In the data below, find each line that contains the word "true" and copy it.

··· RECORDS PROVIDED ···

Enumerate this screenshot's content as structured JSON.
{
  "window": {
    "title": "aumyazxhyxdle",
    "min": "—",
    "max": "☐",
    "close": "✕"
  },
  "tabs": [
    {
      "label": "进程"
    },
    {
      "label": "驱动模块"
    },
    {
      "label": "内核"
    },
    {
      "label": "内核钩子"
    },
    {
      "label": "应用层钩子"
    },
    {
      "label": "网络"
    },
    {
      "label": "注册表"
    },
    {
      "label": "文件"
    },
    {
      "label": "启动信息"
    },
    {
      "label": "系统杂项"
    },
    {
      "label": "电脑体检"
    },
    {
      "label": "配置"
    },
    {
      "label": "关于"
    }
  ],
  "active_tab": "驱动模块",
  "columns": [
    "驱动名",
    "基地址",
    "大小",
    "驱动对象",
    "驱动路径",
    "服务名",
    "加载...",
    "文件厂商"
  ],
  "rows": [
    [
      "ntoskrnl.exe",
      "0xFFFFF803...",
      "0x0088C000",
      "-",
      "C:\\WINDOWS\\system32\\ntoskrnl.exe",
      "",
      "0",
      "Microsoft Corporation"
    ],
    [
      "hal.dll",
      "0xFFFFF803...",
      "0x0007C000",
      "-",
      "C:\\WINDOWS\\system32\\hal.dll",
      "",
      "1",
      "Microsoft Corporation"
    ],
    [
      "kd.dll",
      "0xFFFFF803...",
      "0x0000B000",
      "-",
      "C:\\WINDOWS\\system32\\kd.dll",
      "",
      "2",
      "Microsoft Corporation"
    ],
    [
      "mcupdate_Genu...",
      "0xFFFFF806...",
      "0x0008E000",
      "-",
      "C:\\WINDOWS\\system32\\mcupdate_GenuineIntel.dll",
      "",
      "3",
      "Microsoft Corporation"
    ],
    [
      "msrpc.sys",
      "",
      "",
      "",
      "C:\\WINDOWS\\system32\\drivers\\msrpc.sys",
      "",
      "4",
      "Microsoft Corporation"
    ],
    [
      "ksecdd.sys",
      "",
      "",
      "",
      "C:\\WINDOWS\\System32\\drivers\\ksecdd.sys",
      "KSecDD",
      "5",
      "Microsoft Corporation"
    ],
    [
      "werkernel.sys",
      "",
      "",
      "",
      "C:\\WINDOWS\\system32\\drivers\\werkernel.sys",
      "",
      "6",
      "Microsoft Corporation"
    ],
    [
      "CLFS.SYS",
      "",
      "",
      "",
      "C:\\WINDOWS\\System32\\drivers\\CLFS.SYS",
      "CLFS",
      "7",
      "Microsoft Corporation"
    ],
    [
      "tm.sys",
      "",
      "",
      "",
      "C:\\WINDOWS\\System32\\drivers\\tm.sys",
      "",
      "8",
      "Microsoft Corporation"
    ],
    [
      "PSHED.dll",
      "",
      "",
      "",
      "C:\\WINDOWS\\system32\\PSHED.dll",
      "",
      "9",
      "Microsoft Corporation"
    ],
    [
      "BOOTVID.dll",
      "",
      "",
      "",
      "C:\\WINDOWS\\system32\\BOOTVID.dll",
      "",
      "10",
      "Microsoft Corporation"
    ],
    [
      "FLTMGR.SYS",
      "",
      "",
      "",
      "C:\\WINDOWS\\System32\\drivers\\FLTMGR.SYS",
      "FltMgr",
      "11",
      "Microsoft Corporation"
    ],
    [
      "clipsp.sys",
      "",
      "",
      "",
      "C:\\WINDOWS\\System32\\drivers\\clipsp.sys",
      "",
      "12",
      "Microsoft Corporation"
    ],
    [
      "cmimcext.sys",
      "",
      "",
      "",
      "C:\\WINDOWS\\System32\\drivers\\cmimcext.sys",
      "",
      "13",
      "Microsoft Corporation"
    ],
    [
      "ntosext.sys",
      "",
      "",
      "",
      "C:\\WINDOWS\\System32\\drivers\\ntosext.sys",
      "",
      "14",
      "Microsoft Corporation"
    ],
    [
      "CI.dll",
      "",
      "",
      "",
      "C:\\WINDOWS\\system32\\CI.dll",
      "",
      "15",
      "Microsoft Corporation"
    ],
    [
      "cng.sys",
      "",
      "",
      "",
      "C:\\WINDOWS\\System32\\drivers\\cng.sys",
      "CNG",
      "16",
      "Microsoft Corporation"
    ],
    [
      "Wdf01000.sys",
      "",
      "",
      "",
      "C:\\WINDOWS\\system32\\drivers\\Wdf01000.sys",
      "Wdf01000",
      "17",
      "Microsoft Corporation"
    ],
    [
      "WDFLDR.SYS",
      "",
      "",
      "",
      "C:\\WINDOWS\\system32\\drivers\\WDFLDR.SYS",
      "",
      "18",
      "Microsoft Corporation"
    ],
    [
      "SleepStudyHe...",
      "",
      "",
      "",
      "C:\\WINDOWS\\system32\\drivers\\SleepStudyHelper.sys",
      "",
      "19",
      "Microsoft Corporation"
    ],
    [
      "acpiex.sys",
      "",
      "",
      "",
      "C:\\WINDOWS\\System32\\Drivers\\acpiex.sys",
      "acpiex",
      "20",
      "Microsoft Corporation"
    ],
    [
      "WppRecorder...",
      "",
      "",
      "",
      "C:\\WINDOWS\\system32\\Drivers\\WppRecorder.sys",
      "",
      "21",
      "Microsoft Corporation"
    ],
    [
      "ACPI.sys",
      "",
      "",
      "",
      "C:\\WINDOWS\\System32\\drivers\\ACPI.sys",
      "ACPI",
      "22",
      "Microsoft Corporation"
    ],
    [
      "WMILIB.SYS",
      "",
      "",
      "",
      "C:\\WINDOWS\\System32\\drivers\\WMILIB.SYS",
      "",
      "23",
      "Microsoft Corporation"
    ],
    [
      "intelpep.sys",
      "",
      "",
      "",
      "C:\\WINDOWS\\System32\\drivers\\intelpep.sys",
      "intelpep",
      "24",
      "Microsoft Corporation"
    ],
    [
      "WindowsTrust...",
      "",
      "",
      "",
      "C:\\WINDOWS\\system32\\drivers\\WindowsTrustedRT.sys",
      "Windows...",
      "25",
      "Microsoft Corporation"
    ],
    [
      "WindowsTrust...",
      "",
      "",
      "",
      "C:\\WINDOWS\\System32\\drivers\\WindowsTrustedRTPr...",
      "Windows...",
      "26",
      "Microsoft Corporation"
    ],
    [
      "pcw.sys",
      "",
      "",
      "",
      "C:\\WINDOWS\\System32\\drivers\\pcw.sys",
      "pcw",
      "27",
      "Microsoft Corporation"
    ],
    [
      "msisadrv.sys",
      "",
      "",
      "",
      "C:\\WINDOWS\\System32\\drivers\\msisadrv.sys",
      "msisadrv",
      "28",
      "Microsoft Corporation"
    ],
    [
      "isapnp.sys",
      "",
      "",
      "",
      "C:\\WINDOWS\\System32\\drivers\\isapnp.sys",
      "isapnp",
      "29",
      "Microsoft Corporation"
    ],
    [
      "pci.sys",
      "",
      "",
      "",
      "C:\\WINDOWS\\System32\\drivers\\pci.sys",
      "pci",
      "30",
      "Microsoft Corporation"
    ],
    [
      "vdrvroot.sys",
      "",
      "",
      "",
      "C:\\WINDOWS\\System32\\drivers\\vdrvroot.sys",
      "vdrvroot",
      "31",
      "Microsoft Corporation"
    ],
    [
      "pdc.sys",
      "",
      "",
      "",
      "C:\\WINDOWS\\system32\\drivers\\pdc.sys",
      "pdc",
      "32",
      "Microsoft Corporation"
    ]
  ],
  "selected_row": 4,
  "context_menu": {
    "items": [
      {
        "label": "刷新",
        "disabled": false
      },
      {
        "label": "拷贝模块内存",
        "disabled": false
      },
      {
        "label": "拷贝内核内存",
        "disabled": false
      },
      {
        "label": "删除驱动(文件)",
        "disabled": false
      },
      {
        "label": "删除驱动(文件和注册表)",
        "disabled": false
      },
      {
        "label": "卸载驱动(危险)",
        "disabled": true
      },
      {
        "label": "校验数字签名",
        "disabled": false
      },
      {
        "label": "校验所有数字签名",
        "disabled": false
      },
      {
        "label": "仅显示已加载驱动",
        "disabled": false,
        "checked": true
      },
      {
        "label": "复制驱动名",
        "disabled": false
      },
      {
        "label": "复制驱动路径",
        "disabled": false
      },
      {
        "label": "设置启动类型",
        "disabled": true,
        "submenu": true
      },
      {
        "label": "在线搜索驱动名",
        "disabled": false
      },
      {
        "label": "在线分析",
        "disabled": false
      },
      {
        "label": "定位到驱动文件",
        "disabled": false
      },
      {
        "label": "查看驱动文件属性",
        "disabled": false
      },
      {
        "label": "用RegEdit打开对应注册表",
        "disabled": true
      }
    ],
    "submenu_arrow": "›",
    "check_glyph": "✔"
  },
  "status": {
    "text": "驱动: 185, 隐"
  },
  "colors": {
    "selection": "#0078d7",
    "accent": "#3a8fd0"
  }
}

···

_TASK OUTPUT_
        "disabled": true
        "checked": true
        "disabled": true,
        "submenu": true
        "disabled": true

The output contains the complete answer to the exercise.